- Here’s a more thorough timeline of the formation and evolution of Big Star.
- We highly recommend the documentary Big Star: Nothing Can Hurt Me. See our further watching links below to watch the trailer and where to find it online
- Here’s that Twitter thread on the rest of our favorite music docs that we mentioned. Check out ones you haven’t seen yet, or just rewatch some perennial faves.
- Big Star has been called one of the pioneers of “‘70s power pop,” and, a full definition of what exactly that sub-genre is (because, to be honest, we were a little “okay, clarification, please” when we read this) can be found here.
- “The Ballad of El Goodo” has been seen in some instances as a Vietnam War protest song, primarily due to these lyrics: “They’ll zip you up and dress you down and stand you in a row / But you know you don’t have to, you can just say no.”
- Yes, “In the Street” is the That ‘70s Show theme song.
- Yes, they actually used a Cheap Trick cover version.
- Again, no offense to any That ‘70s Show fans or anyone who worked on it, but we did not watch that show. So, sorry, this will be a relatively That ‘70s Show-free podcast.
- Studio banter is the key to our hearts.
- Chris Bell’s struggles with depression, anxiety, and sexuality have been speculated upon for years after his death, and “Try Again” can be seen as a window into his “tortured soul.”
- Big Star influenced a host of modern artists, from Elliott Smith and M. Ward to Wilco and REM. Follow us on Spotify — our master playlist has all the songs we referenced in this episode, along with some choice related music to draw out these comparisons.

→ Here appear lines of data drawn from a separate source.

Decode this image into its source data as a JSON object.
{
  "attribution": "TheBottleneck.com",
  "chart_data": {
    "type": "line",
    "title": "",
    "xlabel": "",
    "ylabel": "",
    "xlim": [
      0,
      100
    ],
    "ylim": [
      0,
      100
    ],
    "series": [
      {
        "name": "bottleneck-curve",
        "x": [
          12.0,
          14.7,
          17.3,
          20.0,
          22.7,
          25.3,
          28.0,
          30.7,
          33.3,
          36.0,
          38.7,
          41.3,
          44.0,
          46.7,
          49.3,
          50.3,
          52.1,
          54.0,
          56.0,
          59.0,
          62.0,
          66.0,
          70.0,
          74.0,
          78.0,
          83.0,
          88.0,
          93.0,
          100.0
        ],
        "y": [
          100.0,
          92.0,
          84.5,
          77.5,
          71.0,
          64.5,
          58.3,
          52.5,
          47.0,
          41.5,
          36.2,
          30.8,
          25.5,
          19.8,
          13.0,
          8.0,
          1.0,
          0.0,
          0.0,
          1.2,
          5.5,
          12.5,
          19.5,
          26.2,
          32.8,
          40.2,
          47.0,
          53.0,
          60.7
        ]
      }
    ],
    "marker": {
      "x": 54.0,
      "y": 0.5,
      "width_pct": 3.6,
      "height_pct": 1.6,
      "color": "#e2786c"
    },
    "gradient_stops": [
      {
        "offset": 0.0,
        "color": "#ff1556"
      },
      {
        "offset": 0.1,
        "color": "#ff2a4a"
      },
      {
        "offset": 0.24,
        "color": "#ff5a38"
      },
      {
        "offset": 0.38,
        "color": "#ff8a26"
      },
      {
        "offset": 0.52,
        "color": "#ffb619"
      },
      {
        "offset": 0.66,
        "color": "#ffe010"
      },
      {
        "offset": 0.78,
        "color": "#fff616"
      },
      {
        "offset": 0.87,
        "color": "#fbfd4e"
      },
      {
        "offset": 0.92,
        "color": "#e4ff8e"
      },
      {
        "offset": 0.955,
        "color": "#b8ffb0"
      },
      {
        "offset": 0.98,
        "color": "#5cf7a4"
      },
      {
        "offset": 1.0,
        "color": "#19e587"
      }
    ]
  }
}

- Feel free to get in touch with us! We have had some great conversations so far. We have an ever-evolving FAQ page here, but shoot us an email, like and message on Facebook, and follow on Twitter to get at us with your questions, comments, or just a “hello!”
Favorite track(s): Watch the Sunrise (Carly) | Feel (Carrie)
Least favorite track: The India Song (Carly) | The India Song (Carrie)
Chris Bell – vocals, guitar
Alex Chilton – vocals, guitar
Andy Hummel – vocals, bass guitar
Jody Stephens – drums
Terry Manning – electric piano, harmony vocals
Thank You, Friends: Big Star’s THIRD Live trailer | April 2017
Big Star: Nothing Can Hurt Me trailer | 2012 | Currently available to stream on Amazon
Big Star: #1 Record/Radio City rerelease review | Pop Matters (October 2014)
The Ballad of Big Star | Grantland [ed. note: RIP, Grantland. We miss you.] (July 2013)
The 10 Best Big Star Songs | Stereogum (September 2012)
Depression, Quaaludes, and the Wildest TGI Fridays in America: The Real Story of Big Star | Noisey (March 2012)
You’ve Never Heard Big Star’s ‘#1 Record’?! | NPR (June 2011)
Big Star: The Unluckiest Band in America | NPR (February 2010)